# Task directions
The copy has to match the data exactly and leave out every picture.

[Data section — start]

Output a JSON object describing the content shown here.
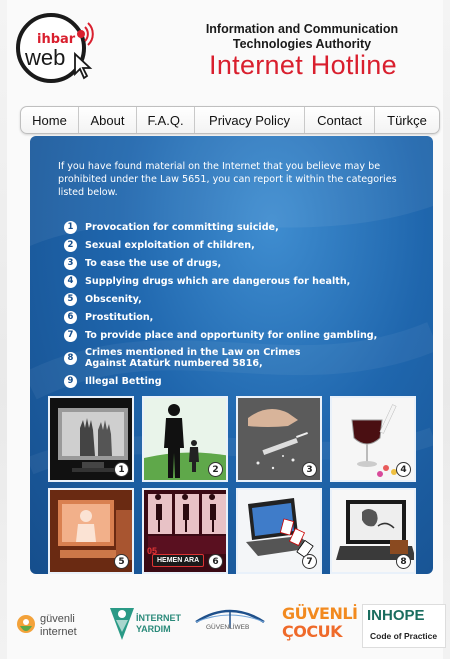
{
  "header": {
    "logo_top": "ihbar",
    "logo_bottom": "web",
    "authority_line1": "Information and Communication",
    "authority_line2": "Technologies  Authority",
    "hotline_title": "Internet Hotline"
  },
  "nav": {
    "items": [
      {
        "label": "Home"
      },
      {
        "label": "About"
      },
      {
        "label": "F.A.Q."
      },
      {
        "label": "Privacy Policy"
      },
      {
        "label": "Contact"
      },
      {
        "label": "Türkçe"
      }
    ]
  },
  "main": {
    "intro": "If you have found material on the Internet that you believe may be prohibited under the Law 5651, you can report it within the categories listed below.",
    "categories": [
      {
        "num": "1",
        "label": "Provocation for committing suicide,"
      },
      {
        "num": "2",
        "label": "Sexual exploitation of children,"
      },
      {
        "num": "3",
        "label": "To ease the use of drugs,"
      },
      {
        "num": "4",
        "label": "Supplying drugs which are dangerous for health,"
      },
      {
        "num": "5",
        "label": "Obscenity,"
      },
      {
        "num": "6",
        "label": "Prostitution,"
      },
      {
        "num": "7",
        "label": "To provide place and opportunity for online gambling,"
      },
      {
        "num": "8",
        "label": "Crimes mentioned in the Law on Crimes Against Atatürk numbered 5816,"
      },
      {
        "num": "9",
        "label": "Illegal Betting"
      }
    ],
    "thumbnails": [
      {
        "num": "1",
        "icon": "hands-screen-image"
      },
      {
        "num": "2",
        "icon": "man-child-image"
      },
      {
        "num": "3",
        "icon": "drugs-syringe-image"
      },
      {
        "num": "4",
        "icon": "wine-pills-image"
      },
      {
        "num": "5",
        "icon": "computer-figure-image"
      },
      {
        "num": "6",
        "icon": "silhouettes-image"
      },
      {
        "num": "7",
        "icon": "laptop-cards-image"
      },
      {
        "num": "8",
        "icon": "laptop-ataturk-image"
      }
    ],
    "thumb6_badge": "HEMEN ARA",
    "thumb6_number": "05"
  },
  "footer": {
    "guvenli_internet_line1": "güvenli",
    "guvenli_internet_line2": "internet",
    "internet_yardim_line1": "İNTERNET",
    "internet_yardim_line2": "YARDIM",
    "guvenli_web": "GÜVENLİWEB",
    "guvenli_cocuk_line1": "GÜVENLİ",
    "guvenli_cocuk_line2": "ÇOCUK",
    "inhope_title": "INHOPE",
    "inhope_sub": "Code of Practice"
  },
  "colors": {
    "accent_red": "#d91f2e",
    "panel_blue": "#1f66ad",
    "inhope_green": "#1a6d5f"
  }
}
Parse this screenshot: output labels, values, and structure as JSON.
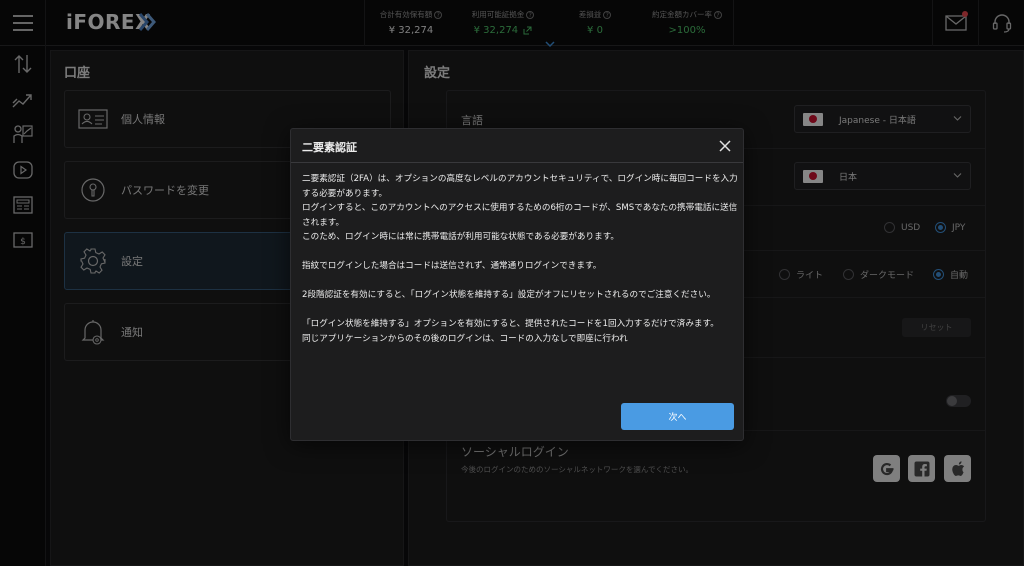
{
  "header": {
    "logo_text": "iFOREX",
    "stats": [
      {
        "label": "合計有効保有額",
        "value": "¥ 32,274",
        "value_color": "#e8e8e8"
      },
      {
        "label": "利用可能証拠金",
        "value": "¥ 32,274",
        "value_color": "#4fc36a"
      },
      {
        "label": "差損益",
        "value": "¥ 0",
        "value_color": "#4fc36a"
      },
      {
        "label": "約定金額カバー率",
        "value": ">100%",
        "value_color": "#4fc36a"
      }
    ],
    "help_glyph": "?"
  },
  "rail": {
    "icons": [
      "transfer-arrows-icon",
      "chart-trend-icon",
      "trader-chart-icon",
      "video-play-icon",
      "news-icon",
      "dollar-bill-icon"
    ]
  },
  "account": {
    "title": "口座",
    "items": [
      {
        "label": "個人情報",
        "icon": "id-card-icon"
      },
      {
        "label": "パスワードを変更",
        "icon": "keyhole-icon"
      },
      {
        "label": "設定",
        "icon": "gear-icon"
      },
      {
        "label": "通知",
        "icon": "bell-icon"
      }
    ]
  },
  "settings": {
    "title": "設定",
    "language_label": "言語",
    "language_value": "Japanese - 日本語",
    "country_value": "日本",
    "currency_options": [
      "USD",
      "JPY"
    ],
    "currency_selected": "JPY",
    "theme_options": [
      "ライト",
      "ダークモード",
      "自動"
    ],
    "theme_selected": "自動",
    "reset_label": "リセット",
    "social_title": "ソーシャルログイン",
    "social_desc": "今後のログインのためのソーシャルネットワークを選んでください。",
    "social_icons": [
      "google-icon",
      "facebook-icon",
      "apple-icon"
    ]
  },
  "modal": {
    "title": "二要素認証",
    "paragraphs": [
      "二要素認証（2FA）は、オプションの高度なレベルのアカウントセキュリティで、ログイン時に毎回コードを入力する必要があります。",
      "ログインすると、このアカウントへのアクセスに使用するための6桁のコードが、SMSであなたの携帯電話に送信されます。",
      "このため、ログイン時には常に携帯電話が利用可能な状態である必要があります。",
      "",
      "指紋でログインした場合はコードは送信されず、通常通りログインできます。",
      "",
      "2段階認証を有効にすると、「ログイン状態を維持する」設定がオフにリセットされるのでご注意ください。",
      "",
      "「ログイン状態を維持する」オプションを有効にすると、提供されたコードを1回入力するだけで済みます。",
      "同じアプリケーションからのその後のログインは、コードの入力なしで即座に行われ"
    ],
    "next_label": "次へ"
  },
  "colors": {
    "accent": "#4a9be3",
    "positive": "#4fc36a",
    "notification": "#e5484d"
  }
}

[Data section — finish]

# Answer for the task
Output a JSON object describing the content shown here.
{
  "header": {
    "logo_top": "ihbar",
    "logo_bottom": "web",
    "authority_line1": "Information and Communication",
    "authority_line2": "Technologies  Authority",
    "hotline_title": "Internet Hotline"
  },
  "nav": {
    "items": [
      {
        "label": "Home"
      },
      {
        "label": "About"
      },
      {
        "label": "F.A.Q."
      },
      {
        "label": "Privacy Policy"
      },
      {
        "label": "Contact"
      },
      {
        "label": "Türkçe"
      }
    ]
  },
  "main": {
    "intro": "If you have found material on the Internet that you believe may be prohibited under the Law 5651, you can report it within the categories listed below.",
    "categories": [
      {
        "num": "1",
        "label": "Provocation for committing suicide,"
      },
      {
        "num": "2",
        "label": "Sexual exploitation of children,"
      },
      {
        "num": "3",
        "label": "To ease the use of drugs,"
      },
      {
        "num": "4",
        "label": "Supplying drugs which are dangerous for health,"
      },
      {
        "num": "5",
        "label": "Obscenity,"
      },
      {
        "num": "6",
        "label": "Prostitution,"
      },
      {
        "num": "7",
        "label": "To provide place and opportunity for online gambling,"
      },
      {
        "num": "8",
        "label": "Crimes mentioned in the Law on Crimes Against Atatürk numbered 5816,"
      },
      {
        "num": "9",
        "label": "Illegal Betting"
      }
    ],
    "thumbnails": [
      {
        "num": "1",
        "icon": "hands-screen-image"
      },
      {
        "num": "2",
        "icon": "man-child-image"
      },
      {
        "num": "3",
        "icon": "drugs-syringe-image"
      },
      {
        "num": "4",
        "icon": "wine-pills-image"
      },
      {
        "num": "5",
        "icon": "computer-figure-image"
      },
      {
        "num": "6",
        "icon": "silhouettes-image"
      },
      {
        "num": "7",
        "icon": "laptop-cards-image"
      },
      {
        "num": "8",
        "icon": "laptop-ataturk-image"
      }
    ],
    "thumb6_badge": "HEMEN ARA",
    "thumb6_number": "05"
  },
  "footer": {
    "guvenli_internet_line1": "güvenli",
    "guvenli_internet_line2": "internet",
    "internet_yardim_line1": "İNTERNET",
    "internet_yardim_line2": "YARDIM",
    "guvenli_web": "GÜVENLİWEB",
    "guvenli_cocuk_line1": "GÜVENLİ",
    "guvenli_cocuk_line2": "ÇOCUK",
    "inhope_title": "INHOPE",
    "inhope_sub": "Code of Practice"
  },
  "colors": {
    "accent_red": "#d91f2e",
    "panel_blue": "#1f66ad",
    "inhope_green": "#1a6d5f"
  }
}
Parse this screenshot: output labels, values, and structure as JSON.
{
  "header": {
    "logo_text": "iFOREX",
    "stats": [
      {
        "label": "合計有効保有額",
        "value": "¥ 32,274",
        "value_color": "#e8e8e8"
      },
      {
        "label": "利用可能証拠金",
        "value": "¥ 32,274",
        "value_color": "#4fc36a"
      },
      {
        "label": "差損益",
        "value": "¥ 0",
        "value_color": "#4fc36a"
      },
      {
        "label": "約定金額カバー率",
        "value": ">100%",
        "value_color": "#4fc36a"
      }
    ],
    "help_glyph": "?"
  },
  "rail": {
    "icons": [
      "transfer-arrows-icon",
      "chart-trend-icon",
      "trader-chart-icon",
      "video-play-icon",
      "news-icon",
      "dollar-bill-icon"
    ]
  },
  "account": {
    "title": "口座",
    "items": [
      {
        "label": "個人情報",
        "icon": "id-card-icon"
      },
      {
        "label": "パスワードを変更",
        "icon": "keyhole-icon"
      },
      {
        "label": "設定",
        "icon": "gear-icon"
      },
      {
        "label": "通知",
        "icon": "bell-icon"
      }
    ]
  },
  "settings": {
    "title": "設定",
    "language_label": "言語",
    "language_value": "Japanese - 日本語",
    "country_value": "日本",
    "currency_options": [
      "USD",
      "JPY"
    ],
    "currency_selected": "JPY",
    "theme_options": [
      "ライト",
      "ダークモード",
      "自動"
    ],
    "theme_selected": "自動",
    "reset_label": "リセット",
    "social_title": "ソーシャルログイン",
    "social_desc": "今後のログインのためのソーシャルネットワークを選んでください。",
    "social_icons": [
      "google-icon",
      "facebook-icon",
      "apple-icon"
    ]
  },
  "modal": {
    "title": "二要素認証",
    "paragraphs": [
      "二要素認証（2FA）は、オプションの高度なレベルのアカウントセキュリティで、ログイン時に毎回コードを入力する必要があります。",
      "ログインすると、このアカウントへのアクセスに使用するための6桁のコードが、SMSであなたの携帯電話に送信されます。",
      "このため、ログイン時には常に携帯電話が利用可能な状態である必要があります。",
      "",
      "指紋でログインした場合はコードは送信されず、通常通りログインできます。",
      "",
      "2段階認証を有効にすると、「ログイン状態を維持する」設定がオフにリセットされるのでご注意ください。",
      "",
      "「ログイン状態を維持する」オプションを有効にすると、提供されたコードを1回入力するだけで済みます。",
      "同じアプリケーションからのその後のログインは、コードの入力なしで即座に行われ"
    ],
    "next_label": "次へ"
  },
  "colors": {
    "accent": "#4a9be3",
    "positive": "#4fc36a",
    "notification": "#e5484d"
  }
}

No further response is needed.